Content starts

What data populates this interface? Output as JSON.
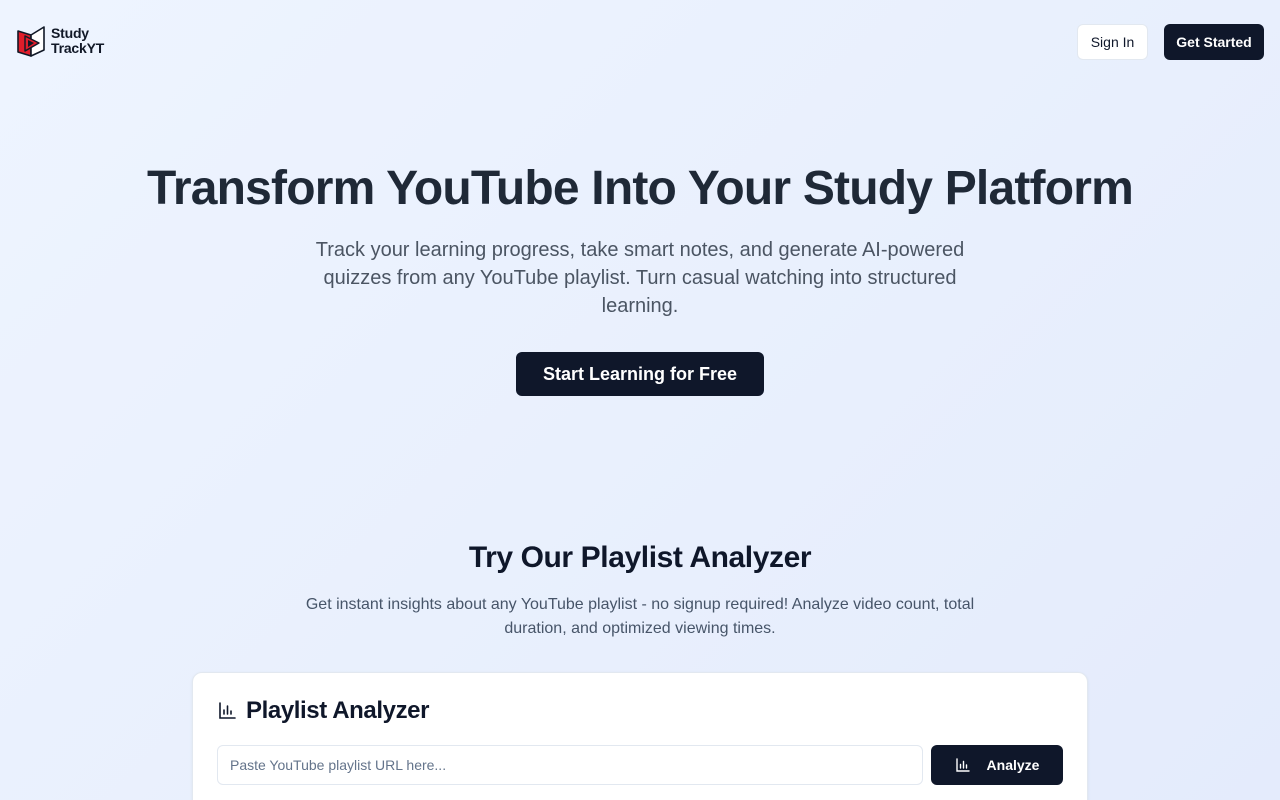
{
  "brand": {
    "line1": "Study",
    "line2": "TrackYT",
    "logo_icon": "book-play-icon",
    "colors": {
      "red": "#e11d2a",
      "dark": "#111827"
    }
  },
  "nav": {
    "sign_in": "Sign In",
    "get_started": "Get Started"
  },
  "hero": {
    "title": "Transform YouTube Into Your Study Platform",
    "subtitle": "Track your learning progress, take smart notes, and generate AI-powered quizzes from any YouTube playlist. Turn casual watching into structured learning.",
    "cta": "Start Learning for Free"
  },
  "analyzer_section": {
    "title": "Try Our Playlist Analyzer",
    "subtitle": "Get instant insights about any YouTube playlist - no signup required! Analyze video count, total duration, and optimized viewing times."
  },
  "analyzer_card": {
    "icon": "bar-chart-icon",
    "title": "Playlist Analyzer",
    "input_placeholder": "Paste YouTube playlist URL here...",
    "input_value": "",
    "button_label": "Analyze",
    "button_icon": "bar-chart-icon"
  },
  "theme": {
    "primary": "#0f172a",
    "background": "#eef4ff"
  }
}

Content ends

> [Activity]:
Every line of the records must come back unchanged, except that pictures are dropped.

> [Result for this exercise]:
What data populates this interface? Output as JSON.
{
  "brand": {
    "line1": "Study",
    "line2": "TrackYT",
    "logo_icon": "book-play-icon",
    "colors": {
      "red": "#e11d2a",
      "dark": "#111827"
    }
  },
  "nav": {
    "sign_in": "Sign In",
    "get_started": "Get Started"
  },
  "hero": {
    "title": "Transform YouTube Into Your Study Platform",
    "subtitle": "Track your learning progress, take smart notes, and generate AI-powered quizzes from any YouTube playlist. Turn casual watching into structured learning.",
    "cta": "Start Learning for Free"
  },
  "analyzer_section": {
    "title": "Try Our Playlist Analyzer",
    "subtitle": "Get instant insights about any YouTube playlist - no signup required! Analyze video count, total duration, and optimized viewing times."
  },
  "analyzer_card": {
    "icon": "bar-chart-icon",
    "title": "Playlist Analyzer",
    "input_placeholder": "Paste YouTube playlist URL here...",
    "input_value": "",
    "button_label": "Analyze",
    "button_icon": "bar-chart-icon"
  },
  "theme": {
    "primary": "#0f172a",
    "background": "#eef4ff"
  }
}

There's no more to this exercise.